2013 EMRC Conference

The 2013 EMRC Conference was held from 12th to 14th July. The forty-one panels ranged widely over early modern literature, history, and culture. One strand of the conference was devoted to 'Material histories of early modern women's writing'. In association with this strand, the all-female Rose Theatre Company, Lancaster gave a stricking performance of Lady Jane Lumley's Iphigenia at Aulis a translation of Euripides' tragedy which is the earliest surviving English dramatic text by a woman. Issues of performance were discussed in a panel following the play. The 'Early Modern Literature in History' series at Palgrave Macmillan celebrated the publication of its sixtieth title by sponsoring two panels that featured the work of recent authors. Professor Benjamin Kaplan (University College London) delivered a plenary lecture which explored practices of intermarriage and relationships between christian denominations in an area with complex borders between jurisdictions, using a microhistory of an unfortunate eighteenth-century couple from the Dutch village of Vaals.

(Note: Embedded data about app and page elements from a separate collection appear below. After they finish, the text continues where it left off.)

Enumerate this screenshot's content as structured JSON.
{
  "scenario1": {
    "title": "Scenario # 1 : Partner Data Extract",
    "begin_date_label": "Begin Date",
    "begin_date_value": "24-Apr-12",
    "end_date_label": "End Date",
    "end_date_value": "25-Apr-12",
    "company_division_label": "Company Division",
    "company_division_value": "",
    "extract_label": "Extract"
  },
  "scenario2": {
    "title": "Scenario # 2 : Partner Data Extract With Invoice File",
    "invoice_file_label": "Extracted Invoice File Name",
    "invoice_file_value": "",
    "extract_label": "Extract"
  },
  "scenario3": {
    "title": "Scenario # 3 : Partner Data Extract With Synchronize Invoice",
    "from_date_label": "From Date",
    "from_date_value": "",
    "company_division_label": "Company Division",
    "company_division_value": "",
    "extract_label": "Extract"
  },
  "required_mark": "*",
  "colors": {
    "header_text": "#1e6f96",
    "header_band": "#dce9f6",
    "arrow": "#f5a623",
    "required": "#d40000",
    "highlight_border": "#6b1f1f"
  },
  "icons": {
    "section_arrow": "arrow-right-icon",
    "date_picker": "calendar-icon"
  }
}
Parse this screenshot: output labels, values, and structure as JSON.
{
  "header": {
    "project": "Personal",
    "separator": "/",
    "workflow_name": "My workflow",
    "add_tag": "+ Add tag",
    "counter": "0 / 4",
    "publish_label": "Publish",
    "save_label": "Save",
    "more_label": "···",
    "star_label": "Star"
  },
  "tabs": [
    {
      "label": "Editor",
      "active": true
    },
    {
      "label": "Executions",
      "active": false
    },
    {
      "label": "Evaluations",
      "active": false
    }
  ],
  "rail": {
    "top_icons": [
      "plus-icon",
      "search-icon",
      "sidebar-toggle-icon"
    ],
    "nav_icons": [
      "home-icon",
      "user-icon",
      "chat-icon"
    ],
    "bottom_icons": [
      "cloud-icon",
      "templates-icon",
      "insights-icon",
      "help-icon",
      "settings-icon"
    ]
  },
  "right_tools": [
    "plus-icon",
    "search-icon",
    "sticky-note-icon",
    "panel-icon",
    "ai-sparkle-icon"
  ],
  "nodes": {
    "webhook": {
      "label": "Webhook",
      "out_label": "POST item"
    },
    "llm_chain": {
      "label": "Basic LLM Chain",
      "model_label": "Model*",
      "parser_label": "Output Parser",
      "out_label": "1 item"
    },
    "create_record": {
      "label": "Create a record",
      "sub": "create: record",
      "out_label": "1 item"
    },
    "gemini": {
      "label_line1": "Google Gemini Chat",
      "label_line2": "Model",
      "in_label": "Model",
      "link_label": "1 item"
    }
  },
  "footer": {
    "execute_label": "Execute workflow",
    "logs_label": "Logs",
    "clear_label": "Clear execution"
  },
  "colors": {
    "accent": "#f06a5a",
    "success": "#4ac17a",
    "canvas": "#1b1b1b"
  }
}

Professor Virginia Cox (New York University) gave a plenary which explored the transformations of Petrarchan lyric poetry by Italian women and men in the latter half of the sixteenth century, overturning a historiographical consensus that the vitality of the form declined after the Council of Trent, and demonstrating the innovation, quality, and abundance of women's poetry from this period. The reception of early modern women's writing was the topic of a number of panels. Sessions also explored the nature of books, their status as material objects, and the marks left by successive readers, both men and women. Other panels elaborated the theme of the relationships between denominations, with a panel on 'godly accommodation' in the 1640s and 1650s offering a persuasive revision of traditional narratives of religious division during the English civil wars and interregnum. The impact of religious division on political thought was discussed in a session which explored Irish, British and French political texts. Further sessions explored historical memory in local contexts, stressing the need to explore beyond national, state-sponsored memorialization, and discussing the memory and commemoration of reformation and civil war.  


Things to do now

Contact us

The centre's director:
Professor Michelle O'Callaghan

Page navigation


Search Form

A-Z lists